The next significant wind that effects the Houston area would be the wind from the southwest. These downsloping winds off the Sierra Madre Mountain Range in Mexico. High pressure will form over the Great Plains and block any type of weather system from moving across the area. This what brings the hot and dry summer heat waves to the Houston area.

The main issue with these winds is the hot, dry weather it brings to the area. The southwest wind will help temperatures climb into triple digits and will not allow the Sea Breeze to form in the afternoon.

A large problem during the summer months and associated with the hot, dry air brought in from the southwest wind is Ozone. When you get the hot temperatures, stagnant air and little to no wind combined with all the pollution, you will get dangerous Ozone readings across the city. The effects of this danger is as a lung irritant and will effect predominately those with breathing problems. You will see stretches during the summer when there are Ozone warnings issued over a period of days.

As I mentioned before, another problem that can be caused by the southwest wind is the potential for drought conditions to setup. The effects of the dry and hot air moving across the area can lead to water rationing and will lead to burn bans being out in place across the area. These extreme temperatures will also lead to many heat related issues, such as heat exhaustion or heat strokes.

I think measures need to be taken to help the needy avoid the heat by providing air conditioned areas during heat waves, fans in their homes and fresh water to help avoid dehydration. I would also like to see more measure taken to lower the Ozone levels and develop a detection device for home use to help those with breathing problems.
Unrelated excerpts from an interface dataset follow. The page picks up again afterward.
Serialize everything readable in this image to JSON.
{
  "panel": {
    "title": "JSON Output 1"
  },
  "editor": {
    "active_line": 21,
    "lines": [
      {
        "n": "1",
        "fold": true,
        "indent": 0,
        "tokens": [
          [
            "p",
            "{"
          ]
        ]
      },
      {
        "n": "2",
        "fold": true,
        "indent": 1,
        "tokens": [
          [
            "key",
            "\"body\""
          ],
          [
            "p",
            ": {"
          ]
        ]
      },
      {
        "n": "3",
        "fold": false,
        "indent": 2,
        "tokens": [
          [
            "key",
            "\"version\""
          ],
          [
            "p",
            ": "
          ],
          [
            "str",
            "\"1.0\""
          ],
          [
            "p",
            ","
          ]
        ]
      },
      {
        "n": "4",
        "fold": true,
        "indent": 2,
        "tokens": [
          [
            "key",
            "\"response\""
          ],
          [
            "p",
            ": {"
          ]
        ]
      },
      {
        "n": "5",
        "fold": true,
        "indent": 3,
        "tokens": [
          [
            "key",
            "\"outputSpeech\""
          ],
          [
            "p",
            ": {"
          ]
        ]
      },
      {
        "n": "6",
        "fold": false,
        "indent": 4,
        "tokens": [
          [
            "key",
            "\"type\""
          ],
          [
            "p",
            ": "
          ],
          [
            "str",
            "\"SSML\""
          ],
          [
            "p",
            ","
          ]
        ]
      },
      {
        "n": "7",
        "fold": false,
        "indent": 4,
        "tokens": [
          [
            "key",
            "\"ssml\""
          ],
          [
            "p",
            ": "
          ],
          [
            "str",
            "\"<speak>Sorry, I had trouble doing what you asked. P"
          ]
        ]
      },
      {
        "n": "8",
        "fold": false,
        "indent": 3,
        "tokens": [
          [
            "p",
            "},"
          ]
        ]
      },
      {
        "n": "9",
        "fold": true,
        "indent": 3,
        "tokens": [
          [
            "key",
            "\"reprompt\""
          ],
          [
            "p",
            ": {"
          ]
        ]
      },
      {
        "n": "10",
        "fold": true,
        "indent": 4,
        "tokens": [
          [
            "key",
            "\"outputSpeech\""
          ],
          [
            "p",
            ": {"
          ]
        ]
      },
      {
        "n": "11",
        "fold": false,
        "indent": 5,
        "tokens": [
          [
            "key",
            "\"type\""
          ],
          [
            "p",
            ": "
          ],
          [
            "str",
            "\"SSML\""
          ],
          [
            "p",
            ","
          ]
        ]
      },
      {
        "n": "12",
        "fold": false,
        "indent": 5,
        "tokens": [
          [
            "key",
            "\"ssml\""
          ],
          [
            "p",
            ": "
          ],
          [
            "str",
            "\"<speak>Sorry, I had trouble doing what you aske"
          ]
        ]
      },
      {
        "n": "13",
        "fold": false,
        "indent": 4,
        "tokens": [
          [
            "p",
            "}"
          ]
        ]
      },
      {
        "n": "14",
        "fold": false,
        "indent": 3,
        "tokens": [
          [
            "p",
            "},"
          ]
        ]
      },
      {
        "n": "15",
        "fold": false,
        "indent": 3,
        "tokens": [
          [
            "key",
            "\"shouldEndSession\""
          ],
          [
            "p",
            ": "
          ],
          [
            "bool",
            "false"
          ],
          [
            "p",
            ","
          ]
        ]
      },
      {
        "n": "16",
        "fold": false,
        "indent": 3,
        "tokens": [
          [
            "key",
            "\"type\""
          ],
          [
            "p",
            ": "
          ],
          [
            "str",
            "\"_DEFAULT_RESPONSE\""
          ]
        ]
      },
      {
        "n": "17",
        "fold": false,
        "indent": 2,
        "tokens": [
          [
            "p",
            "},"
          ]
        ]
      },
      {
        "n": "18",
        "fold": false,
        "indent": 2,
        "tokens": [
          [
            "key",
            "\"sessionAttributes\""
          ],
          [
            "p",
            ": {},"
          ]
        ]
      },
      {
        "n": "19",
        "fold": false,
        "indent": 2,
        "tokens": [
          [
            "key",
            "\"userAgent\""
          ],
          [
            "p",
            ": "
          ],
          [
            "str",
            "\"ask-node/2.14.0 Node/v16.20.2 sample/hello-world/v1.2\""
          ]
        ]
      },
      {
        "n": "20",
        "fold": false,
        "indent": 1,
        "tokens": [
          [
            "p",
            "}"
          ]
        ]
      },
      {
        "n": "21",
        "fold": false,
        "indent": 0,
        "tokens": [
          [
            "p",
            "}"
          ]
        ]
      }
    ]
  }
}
A Northwest wind is typically found in the area during the fall and winter months as they tend to accompany the cold fronts moving across the region. These winds are usually found after a front passes through the area as high pressure sets up across the Plains and Midwest dragging the cooler and drier air into the Houston area.

A frontal passage will bring gusty northwest winds to the area, these will last for no more than two days. The major problem with these gutsy winds is the wind chills will tend to drop into the mid teens to low 20's, this is like the Arctic in Houston. you will find people bundle in their parkas and this also brings one of the few times we get to use our fireplaces.

The severe weather you see in the Houston area is associated with these frontal passages. We have two severe weather seasons in the Houston area, Spring and Fall, while we don't get severe weather as they do in the Plains, we do get a couple of Tornado Warnings a year and some large hail.

As we move from fall to winter the average number of cold fronts increases, this increases the chances of cooler weather across the area. There is only a couple of hard freezes a year in Houston, with the outlying areas to the North more susceptible to this weather.

The big danger with the northwest wind as mentioned is the cold weather it brings, this especially effects those who can't afford the high heating costs, many deaths are reported during the winter due to exposure from the cold or deaths from fires started by space heaters.

We need to make an effort in the winter months to provide more shelter for those that are homeless to keep them warm and get started with a campaign to check space heaters and teach people how to properly use them. The last significant wind that effects the Houston area is a Northeast wind. The Northeast wind will bring dry and cooler air to the area, however not a big cool down.

This wind will bring in back door cold fronts, these fronts moving in from the Northeast will tend to bring light showers as they move into the area. These showers are concentrated along the frontal boundary itself, thus bringing very little accumulation in rainfall.

The wind can effect the weather in many different ways, these are some of the ways the wind effects the weather in the Houston area. As you can see lives are affected in many ways from summer heat to winter cold to flooding caused from storms that don't move. I think as Meteorologists we should take it upon ourselves to help educate the public more about the affects wind can have on our lives.